Crowds of Palestinian youths went on the rampage in east Jerusalem today as a sudden burst of violence clouded fragile peace efforts.
The Palestinian president signalled he may back away from threats to walk away from the negotiations next week if Israeli Prime Minister Benjamin Netanyahu proceeds with plans to resume settlement construction in the West Bank.
“I cannot say I will leave the negotiations, but it’s very difficult for me to resume talks if Prime Minister Netanyahu declares that he will continue his (settlement) activity in the West Bank and Jerusalem,” Palestinian leader Mahmoud Abbas said in an address to US Jewish leaders in New York.
The violence was a vivid illustration of how sensitive the situation in east Jerusalem can be. The competing Israeli and Palestinian claims to the area, home to key Jewish, Muslim and Christian holy sites, have frequently escalated into clashes and intense fighting.
Today’s clashes erupted in the Silwan neighbourhood shortly after a 32-year-old Palestinian man was killed by a private Israeli security guard watching over Jewish families in the area. About 70 ultranationalist Jewish families live in Silwan, amid some 50,000 Palestinian residents.
After the shooting, rioting spread throughout Silwan and to the nearby walled Old City. During the man’s funeral procession, hundreds of protesters set tyres on fire and smashed the windows of several buses .
At one point, Israeli riot police stormed the hilltop compound known to Jews as the Temple Mount and to Muslims as the Noble Sanctuary. The site is the most explosive in the Israeli-Palestinian conflict, and in the past, even seemingly minor incidents have ignited clashes and protests throughout the region.

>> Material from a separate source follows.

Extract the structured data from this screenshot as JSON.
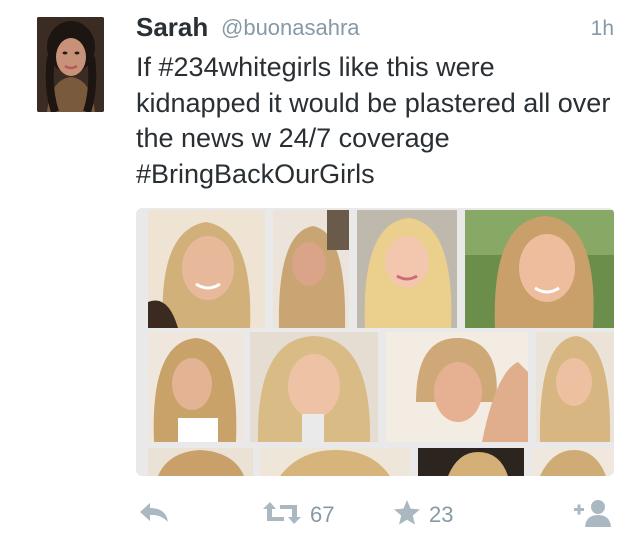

Police spokesman Micky Rosenfeld said police moved into the compound after stone throwers attacked Jewish worshippers at the adjacent Western Wall, the holiest prayer site for Jews.
He said the stone throwers fled into the Al Aqsa Mosque, Islam’s third holiest site, and after a standoff for several minutes, riot forces pulled back without further incident.
In other unrest, Palestinian crowds overturned three cars with passengers inside, in one case dragging a man out of his vehicle and stabbing him. Five buses had their windows smashed out, in one case forcing passengers to get off and flee, and a paramilitary police jeep was set on fire and destroyed.
Wearing shirts over their faces, protesters hurled chunks of concrete and rocks at police. Black-clad forces with riot shields responded with tear gas, sending acrid smoke over the neighbourhood.
A total of 10 Israelis were wounded, including the stabbing victim who was seriously hurt, police said. Palestinian medics said 14 people were lightly hurt. By early evening, the situation had calmed.
Some 50 leaders of Jewish American organisations as well as former diplomats and policymakers attended last night’s meeting with Abbas, who is in New York for the General Assembly of the United Nations. The two-hour gathering was sponsored by the S Daniel Abraham Centre for Middle East Peace.
While Palestinians have traditionally viewed American Jews with suspicion, Abbas has decided instead to court Jewish leaders, believing they can play a positive role in peace efforts.
Throughout his two-hour meeting, Abbas struck a conciliatory tone as he answered questions. On several occasions, he referred to Netanyahu as his “partner” in the quest for peace.
“Is there a more significant and more precious goal than achieving peace?” he said. “We believe that our children and grandchildren deserve a better future for peace, prosperity, dignity and security.”
The US, along with the European Union, has urged Israel to extend its settlement slowdown – a move that Netanyahu is resisting because of heavy pressure within his hard-line governing coalition, which is dominated by pro-settler lawmakers.
At the same time, Washington is pressuring Abbas not to quit the talks just weeks after they got under way at a White House summit.
The settlement issue is one of the thorniest in the peace talks. Some 300,000 Israelis live in settlements dotting the West Bank, in addition to 180,000 Israelis living in Jewish neighbourhoods built in east Jerusalem.